Dick Sawle, a member of the Falkland Islands Legislative Assembly, said Argentine authorities and agencies had applied increasing pressure on cruise companies not to visit the Falklands for the past two years. The pressure, he said, has included “covert threats” and actions by militants to disrupt business.
In December, for example, Sawle said, a militant group protesting the planned visit of a cruise vessel to the Falkland Islands ransacked the offices of a shipping company in Buenos Aires.
“This action was carried out in broad daylight in the Argentine capital, yet no arrests were made and the Argentine government has made no comment,” Sawle said.
He said the Falklands government “is saddened by the fact that, despite our best efforts, the Argentine government continues to refuse to engage on matters such as this, which are of mutual benefit.”

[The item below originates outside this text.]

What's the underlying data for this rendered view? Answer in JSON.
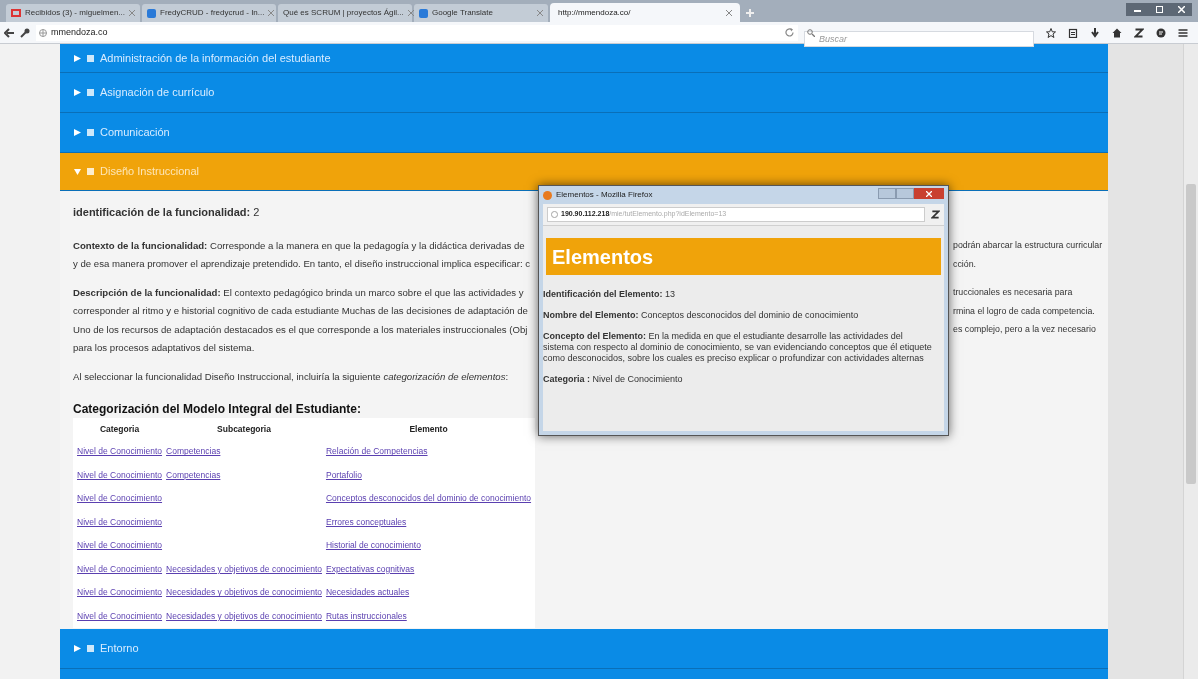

Many cruise lines are opting to play it safe.
Carnival UK, for example, said it had made “the difficult decision” to stay away from Argentina’s ports in 2013 because of fears that the ships wouldn’t be allowed to enter or would experience delays.
“As a British cruise company we cannot allow ourselves to be the subject of any political dispute or put our customers and crew into any situation where their enjoyment may be compromised,” the company said in a statement.

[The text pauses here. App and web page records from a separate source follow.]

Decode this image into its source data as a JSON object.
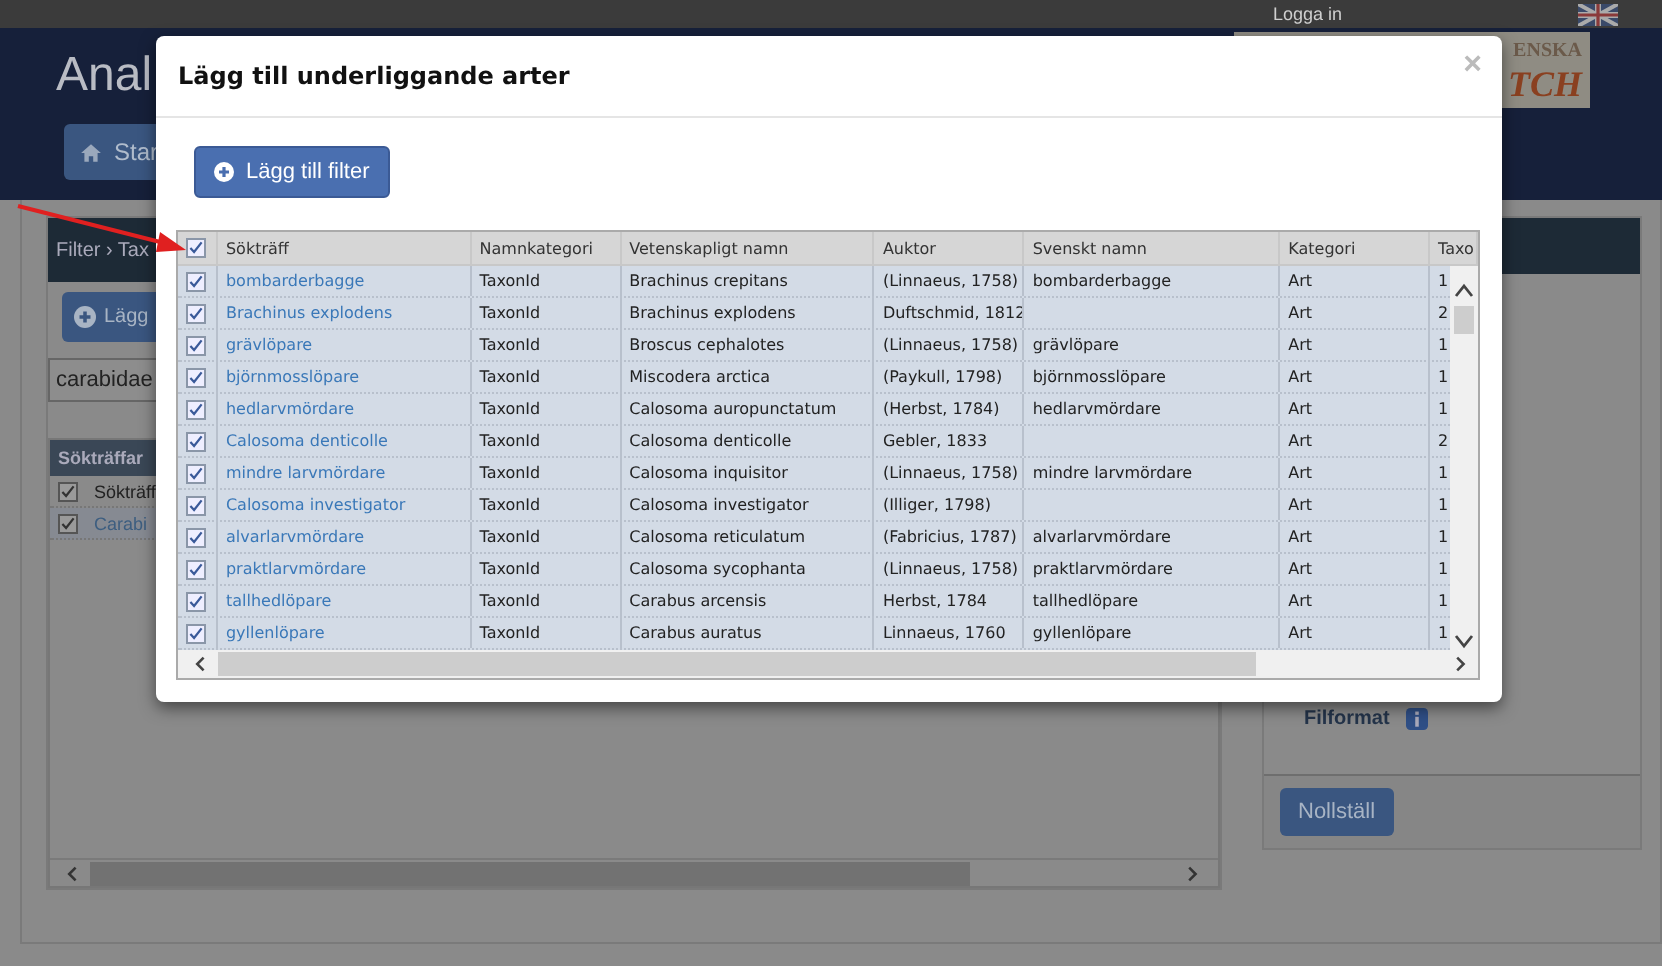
{
  "page": {
    "login_link": "Logga in",
    "title": "Anal",
    "logo": [
      "ENSKA",
      "TCH"
    ],
    "nav_button": "Star",
    "filter_panel": {
      "breadcrumb": "Filter › Tax",
      "add_button": "Lägg",
      "search": {
        "value": "carabidae"
      },
      "results": {
        "title": "Sökträffar",
        "header": {
          "checked": true,
          "label": "Sökträff"
        },
        "rows": [
          {
            "checked": true,
            "label": "Carabi"
          }
        ]
      }
    },
    "side_panel": {
      "file_format_label": "Filformat",
      "reset_button": "Nollställ"
    }
  },
  "dialog": {
    "title": "Lägg till underliggande arter",
    "close": "×",
    "add_button": "Lägg till filter",
    "grid": {
      "select_all": {
        "checked": true
      },
      "columns": [
        "Sökträff",
        "Namnkategori",
        "Vetenskapligt namn",
        "Auktor",
        "Svenskt namn",
        "Kategori",
        "Taxo"
      ],
      "rows": [
        {
          "checked": true,
          "cells": [
            "bombarderbagge",
            "TaxonId",
            "Brachinus crepitans",
            "(Linnaeus, 1758)",
            "bombarderbagge",
            "Art",
            "1"
          ]
        },
        {
          "checked": true,
          "cells": [
            "Brachinus explodens",
            "TaxonId",
            "Brachinus explodens",
            "Duftschmid, 1812",
            "",
            "Art",
            "2"
          ]
        },
        {
          "checked": true,
          "cells": [
            "grävlöpare",
            "TaxonId",
            "Broscus cephalotes",
            "(Linnaeus, 1758)",
            "grävlöpare",
            "Art",
            "1"
          ]
        },
        {
          "checked": true,
          "cells": [
            "björnmosslöpare",
            "TaxonId",
            "Miscodera arctica",
            "(Paykull, 1798)",
            "björnmosslöpare",
            "Art",
            "1"
          ]
        },
        {
          "checked": true,
          "cells": [
            "hedlarvmördare",
            "TaxonId",
            "Calosoma auropunctatum",
            "(Herbst, 1784)",
            "hedlarvmördare",
            "Art",
            "1"
          ]
        },
        {
          "checked": true,
          "cells": [
            "Calosoma denticolle",
            "TaxonId",
            "Calosoma denticolle",
            "Gebler, 1833",
            "",
            "Art",
            "2"
          ]
        },
        {
          "checked": true,
          "cells": [
            "mindre larvmördare",
            "TaxonId",
            "Calosoma inquisitor",
            "(Linnaeus, 1758)",
            "mindre larvmördare",
            "Art",
            "1"
          ]
        },
        {
          "checked": true,
          "cells": [
            "Calosoma investigator",
            "TaxonId",
            "Calosoma investigator",
            "(Illiger, 1798)",
            "",
            "Art",
            "1"
          ]
        },
        {
          "checked": true,
          "cells": [
            "alvarlarvmördare",
            "TaxonId",
            "Calosoma reticulatum",
            "(Fabricius, 1787)",
            "alvarlarvmördare",
            "Art",
            "1"
          ]
        },
        {
          "checked": true,
          "cells": [
            "praktlarvmördare",
            "TaxonId",
            "Calosoma sycophanta",
            "(Linnaeus, 1758)",
            "praktlarvmördare",
            "Art",
            "1"
          ]
        },
        {
          "checked": true,
          "cells": [
            "tallhedlöpare",
            "TaxonId",
            "Carabus arcensis",
            "Herbst, 1784",
            "tallhedlöpare",
            "Art",
            "1"
          ]
        },
        {
          "checked": true,
          "cells": [
            "gyllenlöpare",
            "TaxonId",
            "Carabus auratus",
            "Linnaeus, 1760",
            "gyllenlöpare",
            "Art",
            "1"
          ]
        }
      ]
    }
  }
}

The British Embassy said a number of other cruise lines had either been refused entry or decided to cancel cruises, including Adonia, Princess, Prestige, Holland America and AIDAcara.

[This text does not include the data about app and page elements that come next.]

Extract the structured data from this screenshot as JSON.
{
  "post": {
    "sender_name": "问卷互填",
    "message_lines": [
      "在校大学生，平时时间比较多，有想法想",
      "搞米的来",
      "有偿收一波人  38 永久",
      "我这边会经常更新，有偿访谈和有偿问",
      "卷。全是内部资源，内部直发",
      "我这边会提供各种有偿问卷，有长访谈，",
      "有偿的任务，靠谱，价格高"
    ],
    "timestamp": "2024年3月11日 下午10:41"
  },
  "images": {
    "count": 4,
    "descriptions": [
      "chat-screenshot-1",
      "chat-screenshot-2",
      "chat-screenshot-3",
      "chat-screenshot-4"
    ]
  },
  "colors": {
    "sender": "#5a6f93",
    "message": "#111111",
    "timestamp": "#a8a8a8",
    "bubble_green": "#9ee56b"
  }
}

The Argentine government, which calls the Falklands the Malvinas Islands, didn’t respond to repeated requests for comment for this story.
In the past, Argentine officials have said they’re relying on an Argentine law passed in 2010 that requires any ships or vessels traveling from Argentina to the Malvinas Islands to request official authorization from Argentina. The Argentine government contends that it has the right to stop any ship that it believes is exploiting natural resources in its South Atlantic waters.
The dispute has revived the bitterness of the Falklands War in the spring of 1982, when Argentina invaded and occupied the islands until the British government used a naval task force to retake them. The 74-day conflict ended when Argentina surrendered, but not before hundreds were killed.
James Barbour, a spokesman for the British Embassy in Washington, said the Falklands had become increasingly popular for American tourists and other visitors who appreciate their remote location and “quirkiness,” including the colonies of penguins. He said the British government had made it clear to the Argentine government that its aggressive actions were “unacceptable and must stop.”
“The question is really where we go next, whether the cruise companies will reverse their decisions to cancel or whether Argentina will continue to pressure them not to visit the Falklands,” he said.
While the Argentine government is saying little, it’s made its case to the United Nations.
In a September report, the Argentine government said the United Kingdom was “carrying out unilateral activities in the disputed area” by trying to militarize the South Atlantic and exploiting resources there, in violation of a 1976 resolution adopted by the United Nations. The report said the issue of sovereignty was at the heart of the dispute but had yet to be addressed because the United Kingdom had refused to resume negotiations.
In the meantime, people trying to make a living on the islands are caught in the crossfire of the feuding nations.
In the past 20 years, Sawle said, the Falklands have responded to the demand for increased access to the islands by expedition vessels and large cruise ships, which bring in 65,000 passengers each year. He said the dispute had hurt a number of small companies that had invested heavily in facilities and equipment to provide a range of shore-side excursions to visitors.
Kilmartin, who began offering the penguin tours in 2002 as a way to diversify his farm operation, is hoping that the number of visitors begins increasing soon, bringing more business to his Sea Cabbage Cafe and a museum that tells the story of his farm, the 1982 war and life on the Falklands.
He said a visiting ship could easily provide work for as many as 50 people on his farm, including Land Rover drivers, guides, musicians and caterers.
“Ours is one of many small businesses here that are being destroyed,” Kilmartin said.